So my thought to you all tonight is remember: remember to be grateful, thankful and joyful. Whatever troubles you may have, I guarantee you would take yours back if given the choice of taking someone else’s.

Happy Holidays

Celebration Of Life

Today we celebrated the life of my friend and Fire Captain. There is much pomp and ceremony that goes into services of fire fighters. We marched down the very street we march every summer for our balloonfest parade. But there were stark differences today: this time were all freezing cold, our engine was draped with funeral buntings, and our heads were  hung in sorrow… There were no crowds to wave and cheer for their small town heroes on this frigid winter day. Only a lonely parade of mournful fire fighters, saddened by the loss of one of their own.

But today was supposed to be a day of remembering all the good about him. Our Chief recalled stories about him. There were some great pictures, old and new. Drinks toasted. And tears were still shed. When the bag pipes played and the last alarm sounded. There was no stopping the sobs when we all really realized he was truly gone.

And I guess this is what it is about death: the finality. The thought that we will simply never, ever see that person again, never laugh with them, work with them, argue with them, love them. And did we tell them everything we wanted to tell them? Did they know how much we cared? Did my Captain know how important he was to me? He was one of my few allies in that department. One of the guys I could truly trust with my soul. They are hard to come by in the fire service.

He knew this was coming for a long time. He even sat right in my office and told me he didn’t want to be one of the ones to linger, to be pressing a morphine button, to have others watch him deteriorate. And yet, he did. It broke my heart. And made me angry. Angry at the system that allows humans less dignity than we give our animals when it comes to dying.

I saw him close to the end. I’m not sure if he saw me. I hope the spirit within him knew I was there. One thing I do know is that his spirit will walk our fire station now. He was there for over 25 years. He’s part of that place and death won’t change that… He wanted his ashes to be kept there (because that’s just how he was). So some of them are now in a fire memorabilia lamp at the station. I’m pretty sure he’ll use that lamp to play tricks on us, but that’s OK too. That way we’ll know he’s still around.

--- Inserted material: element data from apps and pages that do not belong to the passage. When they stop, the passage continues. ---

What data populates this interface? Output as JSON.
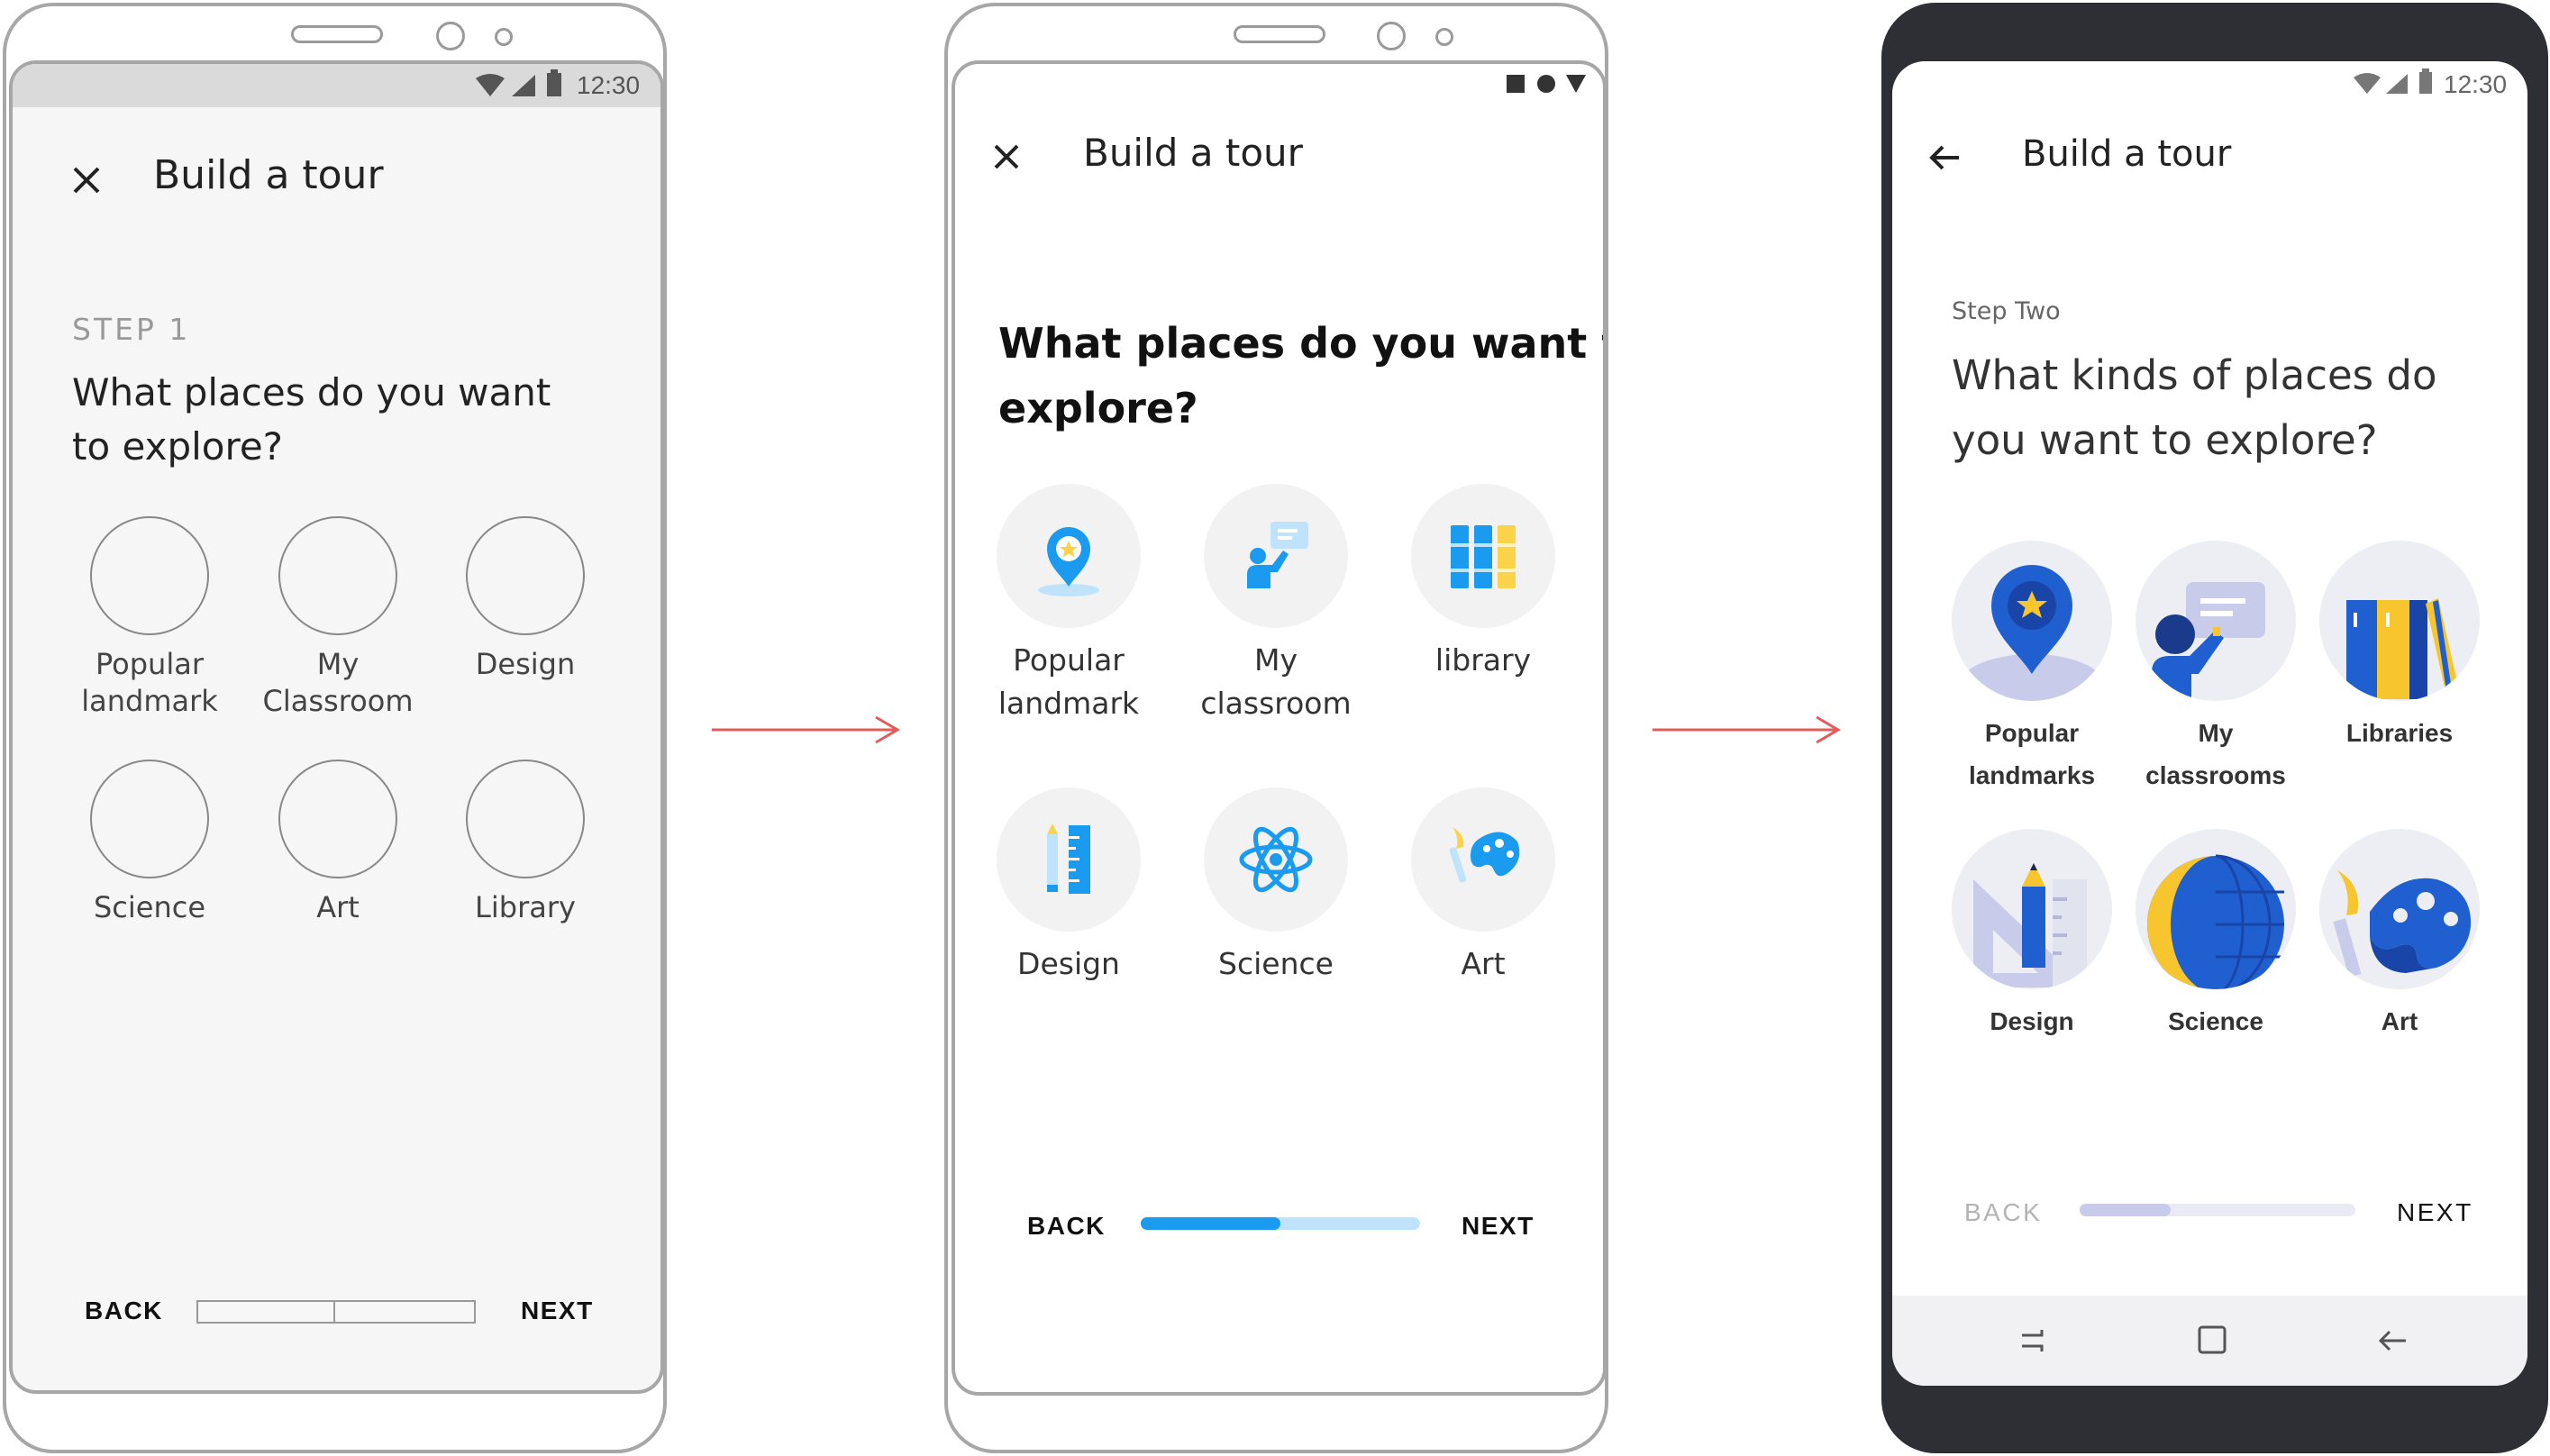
{
  "status": {
    "time": "12:30"
  },
  "arrows": {
    "color": "#e45b5b"
  },
  "wireframe": {
    "title": "Build a tour",
    "step": "STEP 1",
    "question_line1": "What places do you want",
    "question_line2": "to explore?",
    "items": [
      {
        "line1": "Popular",
        "line2": "landmark"
      },
      {
        "line1": "My",
        "line2": "Classroom"
      },
      {
        "line1": "Design",
        "line2": ""
      },
      {
        "line1": "Science",
        "line2": ""
      },
      {
        "line1": "Art",
        "line2": ""
      },
      {
        "line1": "Library",
        "line2": ""
      }
    ],
    "back": "BACK",
    "next": "NEXT",
    "progress": {
      "steps": 2,
      "current": 1
    }
  },
  "midfi": {
    "title": "Build a tour",
    "question_line1": "What places do you want to",
    "question_line2": "explore?",
    "items": [
      {
        "line1": "Popular",
        "line2": "landmark",
        "icon": "landmark-pin-icon"
      },
      {
        "line1": "My",
        "line2": "classroom",
        "icon": "classroom-teacher-icon"
      },
      {
        "line1": "library",
        "line2": "",
        "icon": "library-books-icon"
      },
      {
        "line1": "Design",
        "line2": "",
        "icon": "design-ruler-pencil-icon"
      },
      {
        "line1": "Science",
        "line2": "",
        "icon": "science-atom-icon"
      },
      {
        "line1": "Art",
        "line2": "",
        "icon": "art-palette-icon"
      }
    ],
    "back": "BACK",
    "next": "NEXT",
    "progress": {
      "fraction": 0.5
    },
    "colors": {
      "primary": "#1a9bf0",
      "accent": "#fbd34a",
      "track": "#bfe3fb"
    }
  },
  "hifi": {
    "title": "Build a tour",
    "step": "Step Two",
    "question_line1": "What kinds of places do",
    "question_line2": "you want to explore?",
    "items": [
      {
        "line1": "Popular",
        "line2": "landmarks",
        "icon": "landmark-pin-icon"
      },
      {
        "line1": "My",
        "line2": "classrooms",
        "icon": "classroom-teacher-icon"
      },
      {
        "line1": "Libraries",
        "line2": "",
        "icon": "library-books-icon"
      },
      {
        "line1": "Design",
        "line2": "",
        "icon": "design-ruler-pencil-icon"
      },
      {
        "line1": "Science",
        "line2": "",
        "icon": "science-globe-icon"
      },
      {
        "line1": "Art",
        "line2": "",
        "icon": "art-palette-icon"
      }
    ],
    "back": "BACK",
    "next": "NEXT",
    "progress": {
      "fraction": 0.33
    },
    "colors": {
      "primary": "#1f5fcf",
      "accent": "#f7c62f",
      "track": "#e9eaf3",
      "fill": "#c9cbeb"
    }
  }
}
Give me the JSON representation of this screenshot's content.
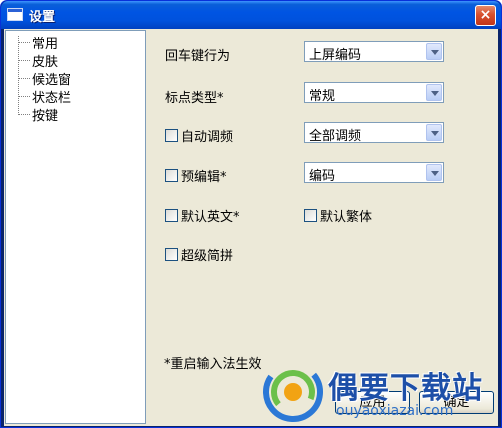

I love you Captain. I will miss you greatly. Thank you for all you gave me, both professionally and personally. Watch over us now and help keep us safe.  PS No, you can’t have a fire permit where you went.

Poem: Taken

You took another friend today

He’s gone

And I’m alone

No more hearing him joke

Or changing his voice on the phone

Pretending he’s someone else

You took my friend today

The one that everyone liked

He always came late

To meetings

But it was OK

It was just him

You took my friend today

With his New Jersey accent

The one that never goes away

When he would say youse guys

We didn’t care

Because he was the best

My friend is gone now

He died today

And our huge family

Usually full of testosterone

Is quiet and wet-eyed

It’s taken a part of us too

Because he was the one

In at all hours

There when you needed him

The first one when you were new

To make you laugh

Steal your peanuts

Make fun of your hair

Have your back

Give you a hug

Eat ice cubes

Be the best

But you took him anyway

Like you took my other friend

And neither were ready

Too young

So here’s to you my friend

I love you

I miss you

The fire station’s not the same

Without you…